Following in the footsteps of cities like Vancouver and New York, Toronto city council is taking its first step toward regulating short-term rentals like Airbnb.

Next week, council's executive committee will review a report on short-term rentals, kicking off a process of consultations and research with city stakeholders that will begin in 2017.

That's what Thorben Wieditz and the other members of a coalition of hotel workers and housing advocates called Fairbnb have been pushing for since they formed over the summer.

"What we hear from city councillors and residents is that Airbnb impacts everyone," Wieditz said in an interview.

"We have to establish a fair marketplace.
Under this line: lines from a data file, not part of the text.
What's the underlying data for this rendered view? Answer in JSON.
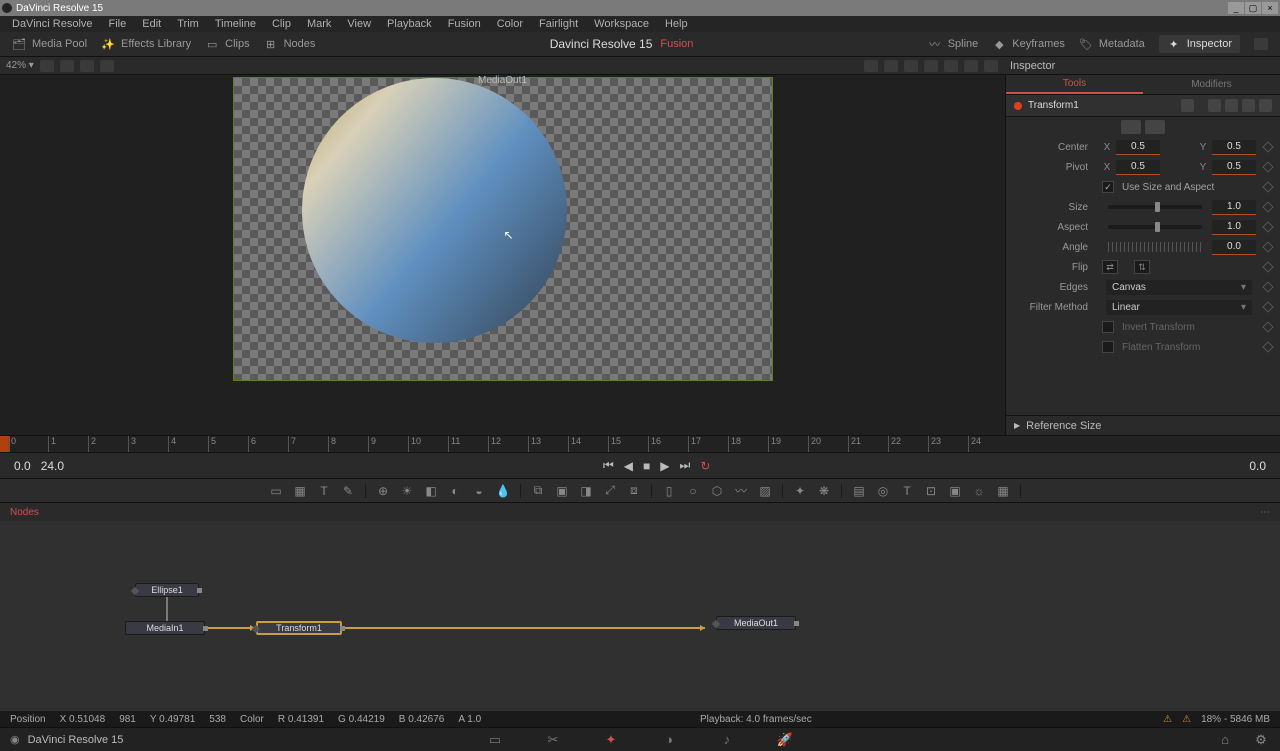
{
  "title": "DaVinci Resolve 15",
  "menu": [
    "DaVinci Resolve",
    "File",
    "Edit",
    "Trim",
    "Timeline",
    "Clip",
    "Mark",
    "View",
    "Playback",
    "Fusion",
    "Color",
    "Fairlight",
    "Workspace",
    "Help"
  ],
  "pages": {
    "left": [
      {
        "name": "media-pool",
        "label": "Media Pool"
      },
      {
        "name": "effects-library",
        "label": "Effects Library"
      },
      {
        "name": "clips",
        "label": "Clips"
      },
      {
        "name": "nodes",
        "label": "Nodes"
      }
    ],
    "center_title": "Davinci Resolve 15",
    "center_badge": "Fusion",
    "right": [
      {
        "name": "spline",
        "label": "Spline"
      },
      {
        "name": "keyframes",
        "label": "Keyframes"
      },
      {
        "name": "metadata",
        "label": "Metadata"
      },
      {
        "name": "inspector",
        "label": "Inspector"
      }
    ]
  },
  "zoom": "42% ▾",
  "viewer_label": "MediaOut1",
  "inspector": {
    "header": "Inspector",
    "tabs": {
      "tools": "Tools",
      "modifiers": "Modifiers"
    },
    "node": "Transform1",
    "params": {
      "center_label": "Center",
      "center_x": "0.5",
      "center_y": "0.5",
      "pivot_label": "Pivot",
      "pivot_x": "0.5",
      "pivot_y": "0.5",
      "use_size": "Use Size and Aspect",
      "size_label": "Size",
      "size_val": "1.0",
      "aspect_label": "Aspect",
      "aspect_val": "1.0",
      "angle_label": "Angle",
      "angle_val": "0.0",
      "flip_label": "Flip",
      "edges_label": "Edges",
      "edges_val": "Canvas",
      "filter_label": "Filter Method",
      "filter_val": "Linear",
      "invert": "Invert Transform",
      "flatten": "Flatten Transform",
      "refsize": "Reference Size"
    }
  },
  "ruler": [
    "0",
    "1",
    "2",
    "3",
    "4",
    "5",
    "6",
    "7",
    "8",
    "9",
    "10",
    "11",
    "12",
    "13",
    "14",
    "15",
    "16",
    "17",
    "18",
    "19",
    "20",
    "21",
    "22",
    "23",
    "24"
  ],
  "transport": {
    "start": "0.0",
    "end": "24.0",
    "pos": "0.0"
  },
  "nodes_panel": "Nodes",
  "nodes": {
    "ellipse": "Ellipse1",
    "mediain": "MediaIn1",
    "transform": "Transform1",
    "mediaout": "MediaOut1"
  },
  "status": {
    "pos_label": "Position",
    "pos_x": "X 0.51048",
    "pos_px_x": "981",
    "pos_y": "Y 0.49781",
    "pos_px_y": "538",
    "color_label": "Color",
    "r": "R 0.41391",
    "g": "G 0.44219",
    "b": "B 0.42676",
    "a": "A  1.0",
    "playback": "Playback: 4.0 frames/sec",
    "mem": "18% - 5846 MB"
  },
  "bottom_title": "DaVinci Resolve 15"
}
Every business has to play by the rules."

Looking to other cities

Wieditz said Vancouver could serve as a source of inspiration to Toronto lawmakers when it comes to regulating the practice.
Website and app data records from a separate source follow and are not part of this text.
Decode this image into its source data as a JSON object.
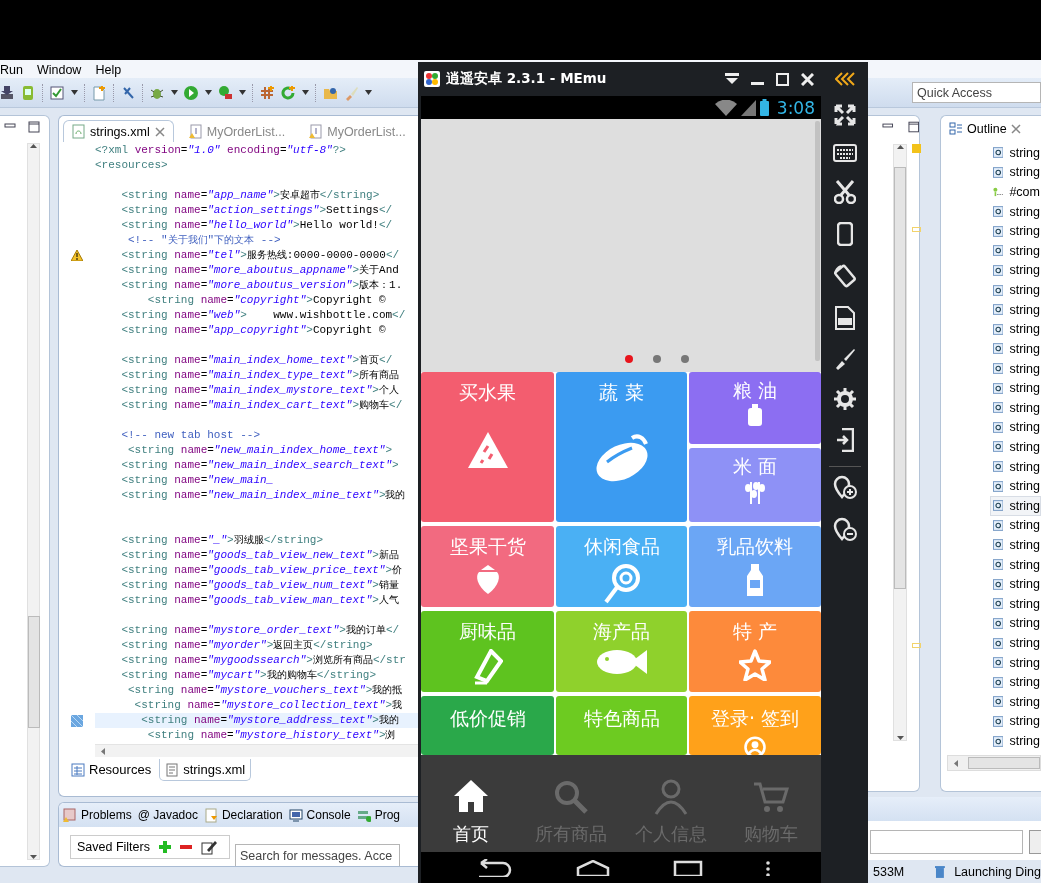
{
  "ide": {
    "menu": [
      "Run",
      "Window",
      "Help"
    ],
    "editor_tabs": [
      {
        "label": "strings.xml",
        "selected": true
      },
      {
        "label": "MyOrderList...",
        "selected": false
      },
      {
        "label": "MyOrderList...",
        "selected": false
      }
    ],
    "code_lines": [
      {
        "kind": "code",
        "text": "<?xml version=\"1.0\" encoding=\"utf-8\"?>",
        "current": false
      },
      {
        "kind": "code",
        "text": "<resources>",
        "current": false
      },
      {
        "kind": "blank"
      },
      {
        "kind": "code",
        "text": "    <string name=\"app_name\">安卓超市</string>",
        "current": false
      },
      {
        "kind": "code",
        "text": "    <string name=\"action_settings\">Settings</",
        "current": false
      },
      {
        "kind": "code",
        "text": "    <string name=\"hello_world\">Hello world!</",
        "current": false
      },
      {
        "kind": "code",
        "text": "     <!-- \"关于我们\"下的文本 -->",
        "current": false
      },
      {
        "kind": "code",
        "text": "    <string name=\"tel\">服务热线:0000-0000-0000</",
        "current": false,
        "marker": {
          "kind": "warning"
        }
      },
      {
        "kind": "code",
        "text": "    <string name=\"more_aboutus_appname\">关于And",
        "current": false
      },
      {
        "kind": "code",
        "text": "    <string name=\"more_aboutus_version\">版本：1.",
        "current": false
      },
      {
        "kind": "code",
        "text": "        <string name=\"copyright\">Copyright ©",
        "current": false
      },
      {
        "kind": "code",
        "text": "    <string name=\"web\">    www.wishbottle.com</",
        "current": false
      },
      {
        "kind": "code",
        "text": "    <string name=\"app_copyright\">Copyright ©",
        "current": false
      },
      {
        "kind": "blank"
      },
      {
        "kind": "code",
        "text": "    <string name=\"main_index_home_text\">首页</",
        "current": false
      },
      {
        "kind": "code",
        "text": "    <string name=\"main_index_type_text\">所有商品",
        "current": false
      },
      {
        "kind": "code",
        "text": "    <string name=\"main_index_mystore_text\">个人",
        "current": false
      },
      {
        "kind": "code",
        "text": "    <string name=\"main_index_cart_text\">购物车</",
        "current": false
      },
      {
        "kind": "blank"
      },
      {
        "kind": "code",
        "text": "    <!-- new tab host -->",
        "current": false
      },
      {
        "kind": "code",
        "text": "     <string name=\"new_main_index_home_text\">",
        "current": false
      },
      {
        "kind": "code",
        "text": "    <string name=\"new_main_index_search_text\">",
        "current": false
      },
      {
        "kind": "code",
        "text": "    <string name=\"new_main_",
        "current": false
      },
      {
        "kind": "code",
        "text": "    <string name=\"new_main_index_mine_text\">我的",
        "current": false
      },
      {
        "kind": "blank"
      },
      {
        "kind": "blank"
      },
      {
        "kind": "code",
        "text": "    <string name=\"_\">羽绒服</string>",
        "current": false
      },
      {
        "kind": "code",
        "text": "    <string name=\"goods_tab_view_new_text\">新品",
        "current": false
      },
      {
        "kind": "code",
        "text": "    <string name=\"goods_tab_view_price_text\">价",
        "current": false
      },
      {
        "kind": "code",
        "text": "    <string name=\"goods_tab_view_num_text\">销量",
        "current": false
      },
      {
        "kind": "code",
        "text": "    <string name=\"goods_tab_view_man_text\">人气",
        "current": false
      },
      {
        "kind": "blank"
      },
      {
        "kind": "code",
        "text": "    <string name=\"mystore_order_text\">我的订单</",
        "current": false
      },
      {
        "kind": "code",
        "text": "    <string name=\"myorder\">返回主页</string>",
        "current": false
      },
      {
        "kind": "code",
        "text": "    <string name=\"mygoodssearch\">浏览所有商品</str",
        "current": false
      },
      {
        "kind": "code",
        "text": "    <string name=\"mycart\">我的购物车</string>",
        "current": false
      },
      {
        "kind": "code",
        "text": "     <string name=\"mystore_vouchers_text\">我的抵",
        "current": false
      },
      {
        "kind": "code",
        "text": "      <string name=\"mystore_collection_text\">我",
        "current": false
      },
      {
        "kind": "code",
        "text": "       <string name=\"mystore_address_text\">我的",
        "current": true,
        "marker": {
          "kind": "bookmark"
        }
      },
      {
        "kind": "code",
        "text": "        <string name=\"mystore_history_text\">浏",
        "current": false
      }
    ],
    "editor_bottom_tabs": [
      {
        "label": "Resources",
        "selected": false
      },
      {
        "label": "strings.xml",
        "selected": true
      }
    ],
    "panel_tabs": [
      "Problems",
      "@ Javadoc",
      "Declaration",
      "Console",
      "Prog"
    ],
    "saved_filters": "Saved Filters",
    "message_search": {
      "placeholder": "Search for messages. Acce"
    },
    "quick_access": {
      "placeholder": "Quick Access"
    },
    "outline": {
      "tab": "Outline",
      "items": [
        {
          "text": "string",
          "kind": "element",
          "selected": false
        },
        {
          "text": "string",
          "kind": "element",
          "selected": false
        },
        {
          "text": "#com",
          "kind": "comment",
          "selected": false
        },
        {
          "text": "string",
          "kind": "element",
          "selected": false
        },
        {
          "text": "string",
          "kind": "element",
          "selected": false
        },
        {
          "text": "string",
          "kind": "element",
          "selected": false
        },
        {
          "text": "string",
          "kind": "element",
          "selected": false
        },
        {
          "text": "string",
          "kind": "element",
          "selected": false
        },
        {
          "text": "string",
          "kind": "element",
          "selected": false
        },
        {
          "text": "string",
          "kind": "element",
          "selected": false
        },
        {
          "text": "string",
          "kind": "element",
          "selected": false
        },
        {
          "text": "string",
          "kind": "element",
          "selected": false
        },
        {
          "text": "string",
          "kind": "element",
          "selected": false
        },
        {
          "text": "string",
          "kind": "element",
          "selected": false
        },
        {
          "text": "string",
          "kind": "element",
          "selected": false
        },
        {
          "text": "string",
          "kind": "element",
          "selected": false
        },
        {
          "text": "string",
          "kind": "element",
          "selected": false
        },
        {
          "text": "string",
          "kind": "element",
          "selected": false
        },
        {
          "text": "string",
          "kind": "element",
          "selected": true
        },
        {
          "text": "string",
          "kind": "element",
          "selected": false
        },
        {
          "text": "string",
          "kind": "element",
          "selected": false
        },
        {
          "text": "string",
          "kind": "element",
          "selected": false
        },
        {
          "text": "string",
          "kind": "element",
          "selected": false
        },
        {
          "text": "string",
          "kind": "element",
          "selected": false
        },
        {
          "text": "string",
          "kind": "element",
          "selected": false
        },
        {
          "text": "string",
          "kind": "element",
          "selected": false
        },
        {
          "text": "string",
          "kind": "element",
          "selected": false
        },
        {
          "text": "string",
          "kind": "element",
          "selected": false
        },
        {
          "text": "string",
          "kind": "element",
          "selected": false
        },
        {
          "text": "string",
          "kind": "element",
          "selected": false
        },
        {
          "text": "string",
          "kind": "element",
          "selected": false
        }
      ]
    },
    "status": {
      "memory": "533M",
      "job": "Launching Ding"
    }
  },
  "emulator": {
    "title": "逍遥安卓 2.3.1 - MEmu",
    "clock": "3:08",
    "banner_dots": [
      {
        "selected": true
      },
      {
        "selected": false
      },
      {
        "selected": false
      }
    ],
    "tiles": [
      {
        "label": "买水果",
        "color": "#f35d6f"
      },
      {
        "label": "蔬 菜",
        "color": "#3b9bf1"
      },
      {
        "label": "粮 油",
        "color": "#8c6ef2"
      },
      {
        "label": "米 面",
        "color": "#8e91f6"
      },
      {
        "label": "坚果干货",
        "color": "#f26a80"
      },
      {
        "label": "休闲食品",
        "color": "#4ab0f4"
      },
      {
        "label": "乳品饮料",
        "color": "#6ba6f5"
      },
      {
        "label": "厨味品",
        "color": "#5ec31f"
      },
      {
        "label": "海产品",
        "color": "#8fd12c"
      },
      {
        "label": "特 产",
        "color": "#fd8a3b"
      },
      {
        "label": "低价促销",
        "color": "#2aa84a"
      },
      {
        "label": "特色商品",
        "color": "#6dcb21"
      },
      {
        "label": "登录· 签到",
        "color": "#ffa11a"
      }
    ],
    "tabs": [
      {
        "label": "首页",
        "selected": true
      },
      {
        "label": "所有商品",
        "selected": false
      },
      {
        "label": "个人信息",
        "selected": false
      },
      {
        "label": "购物车",
        "selected": false
      }
    ]
  }
}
Last month, Vancouver Mayor Gregor Robertson unveiled a plan that would only allow rentals lasting fewer than 30 days to happen in a home that's also someone's principal residence.

That rule would take a bite out of professional renters who rent out units short-term instead of putting them up for traditional leases, which has been blamed for shrinking the long-term rental market.
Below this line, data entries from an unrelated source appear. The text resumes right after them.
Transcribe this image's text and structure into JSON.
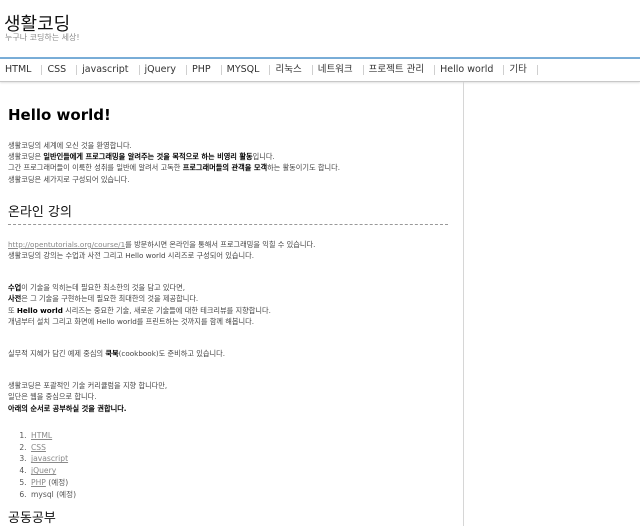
{
  "site": {
    "title": "생활코딩",
    "slogan": "누구나 코딩하는 세상!"
  },
  "nav": {
    "items": [
      "HTML",
      "CSS",
      "javascript",
      "jQuery",
      "PHP",
      "MYSQL",
      "리눅스",
      "네트워크",
      "프로젝트 관리",
      "Hello world",
      "기타"
    ]
  },
  "article": {
    "title": "Hello world!",
    "intro": {
      "line1": "생활코딩의 세계에 오신 것을 환영합니다.",
      "line2_pre": "생활코딩은 ",
      "line2_bold": "일반인들에게 프로그래밍을 알려주는 것을 목적으로 하는 비영리 활동",
      "line2_post": "입니다.",
      "line3_pre": "그간 프로그래머들이 이룩한 성취를 일반에 알려서 고독한 ",
      "line3_bold": "프로그래머들의 관객을 모객",
      "line3_post": "하는 활동이기도 합니다.",
      "line4": "생활코딩은 세가지로 구성되어 있습니다."
    },
    "online": {
      "heading": "온라인 강의",
      "link": "http://opentutorials.org/course/1",
      "link_suffix": "를 방문하시면 온라인을 통해서 프로그래밍을 익힐 수 있습니다.",
      "line2": "생활코딩의 강의는 수업과 사전 그리고 Hello world 시리즈로 구성되어 있습니다.",
      "p1_bold": "수업",
      "p1_rest": "이 기술을 익히는데 필요한 최소한의 것을 담고 있다면,",
      "p2_bold": "사전",
      "p2_rest": "은 그 기술을 구현하는데 필요한 최대한의 것을 제공합니다.",
      "p3_pre": "또 ",
      "p3_bold": "Hello world",
      "p3_rest": " 시리즈는 중요한 기술, 새로운 기술들에 대한 테크리뷰를 지향합니다.",
      "p4": "개념부터 설치 그리고 화면에 Hello world를 프린트하는 것까지를 함께 해봅니다.",
      "cookbook_pre": "실무적 지혜가 담긴 예제 중심의 ",
      "cookbook_bold": "쿡북",
      "cookbook_post": "(cookbook)도 준비하고 있습니다.",
      "c1": "생활코딩은 포괄적인 기술 커리큘럼을 지향 합니다만,",
      "c2": "일단은 웹을 중심으로 합니다.",
      "c3": "아래의 순서로 공부하실 것을 권합니다."
    },
    "toc": [
      {
        "label": "HTML",
        "suffix": ""
      },
      {
        "label": "CSS",
        "suffix": ""
      },
      {
        "label": "javascript",
        "suffix": ""
      },
      {
        "label": "jQuery",
        "suffix": ""
      },
      {
        "label": "PHP",
        "suffix": " (예정)"
      },
      {
        "label": "mysql",
        "suffix": " (예정)"
      }
    ],
    "next_heading": "공동공부"
  }
}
Gregor Robertson Oct. 17

Vancouver Mayor Gregor Robertson said the city's proposed Airbnb regulations could shut down 1,000 short-term listings. (CBC)

"Thirteen per cent of hosts actually generate close to 40 per cent of the revenue for Airbnb, so there is a growing concentration of commercial hosts [in Toronto]," said Wieditz, who hopes more rules would lead to more affordable housing in the city.   

Fairbnb also wants to see the regulations adopted by the city go beyond rules for hosts and extend to the home-sharing platforms themselves.  

"This would require Airbnb and others to monitor their listings and enforce city regulations, something that has been done in San Francisco and Santa Monica," said Wieditz.

Airbnb says they will play ball

Airbnb Canada's public policy manager Alexandra Dagg told CBC that her company would also welcome more regulation.

"We want to be the best practices leader for home sharing. That's why we are leading the way with the city, and the city councillors," she said.

Dagg also acknowledged the professional renter problem.

"If there are professional operators sharing multiple units on our platform, there should be regulations designed to deal with that," she said.  

With files from CBC's Metro Morning